After the biographical information, list surviving family members, including spouses, children, grandchildren, and siblings. You can also mention friends, other close relatives, or even pets of the deceased. Additionally, you can include family members who predeceased your loved one (meaning they died before your loved one).
End With a Thoughtful Message
You can choose to end the obituary with a unique message, such as a meaningful poem or quote, or by thanking those who helped care for your loved one (such as hospice workers) at the end of their life. You can also provide details on where condolences and memories can be shared, such as a social media page.
The person who has died may have requested that certain items be included in their obituary, such as information about a particular charity or cause. Again, if you’re unclear on this point, consult with friends or family members of your loved one whom they may have told.
Consult an Expert

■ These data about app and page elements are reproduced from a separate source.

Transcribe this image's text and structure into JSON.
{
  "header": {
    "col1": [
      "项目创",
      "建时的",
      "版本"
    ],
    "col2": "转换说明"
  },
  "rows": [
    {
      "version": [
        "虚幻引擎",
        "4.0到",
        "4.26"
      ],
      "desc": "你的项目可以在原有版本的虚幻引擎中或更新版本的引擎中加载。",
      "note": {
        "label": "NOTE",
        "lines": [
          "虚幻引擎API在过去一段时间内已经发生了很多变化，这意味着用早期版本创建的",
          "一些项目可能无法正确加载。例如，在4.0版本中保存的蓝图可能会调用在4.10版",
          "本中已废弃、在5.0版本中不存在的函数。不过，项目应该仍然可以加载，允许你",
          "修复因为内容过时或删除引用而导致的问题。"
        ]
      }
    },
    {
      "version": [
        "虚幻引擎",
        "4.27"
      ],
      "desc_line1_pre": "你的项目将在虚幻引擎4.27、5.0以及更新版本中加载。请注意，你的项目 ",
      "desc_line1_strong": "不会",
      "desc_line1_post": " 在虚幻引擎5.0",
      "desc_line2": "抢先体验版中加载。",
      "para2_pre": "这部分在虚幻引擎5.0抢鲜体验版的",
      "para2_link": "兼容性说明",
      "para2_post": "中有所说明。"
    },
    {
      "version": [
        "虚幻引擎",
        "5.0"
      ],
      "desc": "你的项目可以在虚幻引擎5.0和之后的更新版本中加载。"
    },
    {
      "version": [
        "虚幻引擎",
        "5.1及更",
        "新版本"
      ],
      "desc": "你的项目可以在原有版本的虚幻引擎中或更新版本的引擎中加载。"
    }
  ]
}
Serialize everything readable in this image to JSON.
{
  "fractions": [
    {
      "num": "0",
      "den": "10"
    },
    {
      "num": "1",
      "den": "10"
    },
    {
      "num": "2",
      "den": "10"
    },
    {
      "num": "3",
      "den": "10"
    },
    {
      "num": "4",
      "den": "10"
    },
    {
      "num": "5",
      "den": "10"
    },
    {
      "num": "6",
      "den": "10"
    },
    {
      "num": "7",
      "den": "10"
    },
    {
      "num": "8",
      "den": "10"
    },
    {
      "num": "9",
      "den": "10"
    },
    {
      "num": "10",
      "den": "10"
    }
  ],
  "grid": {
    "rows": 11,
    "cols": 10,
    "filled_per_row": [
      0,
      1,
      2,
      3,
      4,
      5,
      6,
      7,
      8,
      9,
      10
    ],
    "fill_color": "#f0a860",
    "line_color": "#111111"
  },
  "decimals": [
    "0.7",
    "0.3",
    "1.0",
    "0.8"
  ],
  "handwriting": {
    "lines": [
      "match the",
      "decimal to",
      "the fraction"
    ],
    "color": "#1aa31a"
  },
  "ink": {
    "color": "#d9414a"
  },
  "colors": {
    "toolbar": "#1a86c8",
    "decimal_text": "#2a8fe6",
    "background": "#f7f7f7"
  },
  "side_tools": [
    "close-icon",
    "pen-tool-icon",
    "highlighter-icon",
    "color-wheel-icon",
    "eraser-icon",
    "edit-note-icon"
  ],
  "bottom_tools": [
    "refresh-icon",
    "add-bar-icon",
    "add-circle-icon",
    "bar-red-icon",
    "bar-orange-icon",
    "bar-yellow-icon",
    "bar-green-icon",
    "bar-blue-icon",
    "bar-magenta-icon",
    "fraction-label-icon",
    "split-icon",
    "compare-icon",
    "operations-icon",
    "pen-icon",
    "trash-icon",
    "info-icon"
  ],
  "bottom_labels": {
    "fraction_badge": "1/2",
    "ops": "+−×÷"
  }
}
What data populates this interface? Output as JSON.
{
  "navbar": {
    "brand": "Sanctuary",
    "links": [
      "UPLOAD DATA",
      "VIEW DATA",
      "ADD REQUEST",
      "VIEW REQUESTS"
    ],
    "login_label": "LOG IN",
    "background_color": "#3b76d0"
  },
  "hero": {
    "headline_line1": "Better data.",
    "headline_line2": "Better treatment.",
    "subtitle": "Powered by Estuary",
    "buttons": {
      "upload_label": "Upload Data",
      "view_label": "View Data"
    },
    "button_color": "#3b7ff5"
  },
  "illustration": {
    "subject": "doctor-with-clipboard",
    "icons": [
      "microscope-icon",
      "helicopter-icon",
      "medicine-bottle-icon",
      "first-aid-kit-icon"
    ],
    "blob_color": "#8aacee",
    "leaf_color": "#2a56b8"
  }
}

Most obituaries will be proofread by the newspaper or website publishing them. However, if you’d prefer to have a professional carefully proofread or edit your obituary before submission, our expert editors are on hand to help. Learn more about our editing services, or if the text is 500 words or less, we’ll happily proofread it for free.